* **ABOUT THIS TASK**: Consider the records below. How many of their lines include the word "data"? State the number and nothing else.
--*--
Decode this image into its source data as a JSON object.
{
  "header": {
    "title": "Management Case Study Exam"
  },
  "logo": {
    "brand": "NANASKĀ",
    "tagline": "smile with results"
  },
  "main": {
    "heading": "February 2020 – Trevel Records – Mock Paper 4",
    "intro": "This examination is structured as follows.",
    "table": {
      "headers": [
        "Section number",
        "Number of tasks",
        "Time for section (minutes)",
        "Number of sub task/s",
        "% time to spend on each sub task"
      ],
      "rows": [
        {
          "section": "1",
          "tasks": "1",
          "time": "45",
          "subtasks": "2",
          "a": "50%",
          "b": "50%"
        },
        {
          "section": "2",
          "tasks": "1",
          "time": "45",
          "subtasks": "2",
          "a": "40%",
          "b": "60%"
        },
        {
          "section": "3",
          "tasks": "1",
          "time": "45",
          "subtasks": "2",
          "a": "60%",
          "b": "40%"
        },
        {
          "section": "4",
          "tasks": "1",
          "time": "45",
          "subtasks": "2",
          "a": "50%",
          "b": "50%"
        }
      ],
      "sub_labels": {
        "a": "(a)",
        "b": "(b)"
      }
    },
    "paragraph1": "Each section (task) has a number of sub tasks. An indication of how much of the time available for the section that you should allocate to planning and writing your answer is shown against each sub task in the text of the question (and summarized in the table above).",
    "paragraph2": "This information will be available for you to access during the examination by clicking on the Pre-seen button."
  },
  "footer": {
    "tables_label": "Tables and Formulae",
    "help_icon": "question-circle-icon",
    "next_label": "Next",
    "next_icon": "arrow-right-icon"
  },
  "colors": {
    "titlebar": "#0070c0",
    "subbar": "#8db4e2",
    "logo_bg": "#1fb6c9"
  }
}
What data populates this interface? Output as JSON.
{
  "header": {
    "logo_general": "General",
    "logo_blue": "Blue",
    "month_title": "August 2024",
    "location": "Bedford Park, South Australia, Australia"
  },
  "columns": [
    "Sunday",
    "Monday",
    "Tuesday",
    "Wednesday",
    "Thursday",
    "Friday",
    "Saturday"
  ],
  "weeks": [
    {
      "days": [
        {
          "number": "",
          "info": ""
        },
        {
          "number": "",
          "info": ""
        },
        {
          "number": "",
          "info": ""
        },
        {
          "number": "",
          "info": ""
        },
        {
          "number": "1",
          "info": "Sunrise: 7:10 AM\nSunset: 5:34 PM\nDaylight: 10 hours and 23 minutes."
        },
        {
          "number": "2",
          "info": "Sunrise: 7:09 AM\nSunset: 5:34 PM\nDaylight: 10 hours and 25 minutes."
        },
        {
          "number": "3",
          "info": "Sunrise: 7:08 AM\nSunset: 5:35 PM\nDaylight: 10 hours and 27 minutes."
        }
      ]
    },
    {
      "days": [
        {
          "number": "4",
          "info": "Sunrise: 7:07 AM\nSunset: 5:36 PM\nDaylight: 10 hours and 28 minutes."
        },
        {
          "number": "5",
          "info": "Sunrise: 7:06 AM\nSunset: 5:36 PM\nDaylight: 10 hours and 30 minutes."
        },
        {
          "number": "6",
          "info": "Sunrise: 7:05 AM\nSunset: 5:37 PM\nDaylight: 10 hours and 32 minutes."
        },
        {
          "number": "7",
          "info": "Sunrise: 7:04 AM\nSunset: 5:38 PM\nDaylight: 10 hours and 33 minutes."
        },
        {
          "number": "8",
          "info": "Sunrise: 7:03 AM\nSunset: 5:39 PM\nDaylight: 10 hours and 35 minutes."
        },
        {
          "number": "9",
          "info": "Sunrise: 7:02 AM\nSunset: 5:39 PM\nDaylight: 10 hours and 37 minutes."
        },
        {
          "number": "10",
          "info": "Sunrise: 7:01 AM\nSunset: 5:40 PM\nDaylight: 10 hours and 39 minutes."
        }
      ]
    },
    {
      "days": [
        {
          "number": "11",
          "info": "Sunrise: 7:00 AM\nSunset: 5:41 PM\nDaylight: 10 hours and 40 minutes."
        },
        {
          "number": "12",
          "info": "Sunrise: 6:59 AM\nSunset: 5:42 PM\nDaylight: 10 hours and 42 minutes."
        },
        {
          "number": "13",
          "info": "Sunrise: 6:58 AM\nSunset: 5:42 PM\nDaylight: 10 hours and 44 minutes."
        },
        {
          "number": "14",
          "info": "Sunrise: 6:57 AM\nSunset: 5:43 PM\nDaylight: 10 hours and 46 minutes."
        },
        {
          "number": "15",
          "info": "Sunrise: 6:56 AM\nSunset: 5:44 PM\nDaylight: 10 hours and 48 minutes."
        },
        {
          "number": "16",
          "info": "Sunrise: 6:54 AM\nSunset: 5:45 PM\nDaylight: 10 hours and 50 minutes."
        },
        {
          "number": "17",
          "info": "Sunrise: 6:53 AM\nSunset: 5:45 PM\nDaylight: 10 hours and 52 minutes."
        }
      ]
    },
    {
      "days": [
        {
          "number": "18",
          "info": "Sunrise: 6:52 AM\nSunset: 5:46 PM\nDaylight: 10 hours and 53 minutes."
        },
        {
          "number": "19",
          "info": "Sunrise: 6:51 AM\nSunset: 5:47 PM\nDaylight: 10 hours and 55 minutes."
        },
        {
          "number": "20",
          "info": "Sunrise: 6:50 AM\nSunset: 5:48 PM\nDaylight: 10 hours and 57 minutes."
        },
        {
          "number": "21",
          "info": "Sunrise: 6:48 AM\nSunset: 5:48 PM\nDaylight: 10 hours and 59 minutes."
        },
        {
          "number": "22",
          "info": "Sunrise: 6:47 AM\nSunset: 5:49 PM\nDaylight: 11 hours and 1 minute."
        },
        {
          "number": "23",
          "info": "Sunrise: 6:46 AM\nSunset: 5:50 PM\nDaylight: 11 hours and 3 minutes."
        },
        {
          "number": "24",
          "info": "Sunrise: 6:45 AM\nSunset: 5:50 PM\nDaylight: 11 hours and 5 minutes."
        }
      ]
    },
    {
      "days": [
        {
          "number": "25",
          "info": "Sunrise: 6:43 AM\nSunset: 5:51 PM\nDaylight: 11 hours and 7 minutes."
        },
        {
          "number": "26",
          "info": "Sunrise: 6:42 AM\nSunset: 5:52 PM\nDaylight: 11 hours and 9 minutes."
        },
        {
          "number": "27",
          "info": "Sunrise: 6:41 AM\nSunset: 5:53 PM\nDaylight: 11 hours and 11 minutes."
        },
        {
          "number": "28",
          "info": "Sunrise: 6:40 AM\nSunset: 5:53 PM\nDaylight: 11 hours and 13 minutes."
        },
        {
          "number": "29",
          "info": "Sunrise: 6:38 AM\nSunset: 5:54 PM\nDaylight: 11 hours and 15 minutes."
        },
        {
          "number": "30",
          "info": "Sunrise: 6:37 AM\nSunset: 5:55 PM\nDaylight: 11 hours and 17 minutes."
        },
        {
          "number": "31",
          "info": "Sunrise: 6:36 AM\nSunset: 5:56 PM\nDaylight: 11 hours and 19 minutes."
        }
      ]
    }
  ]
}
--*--
* **OUTPUT OF THE EXERCISE**: 2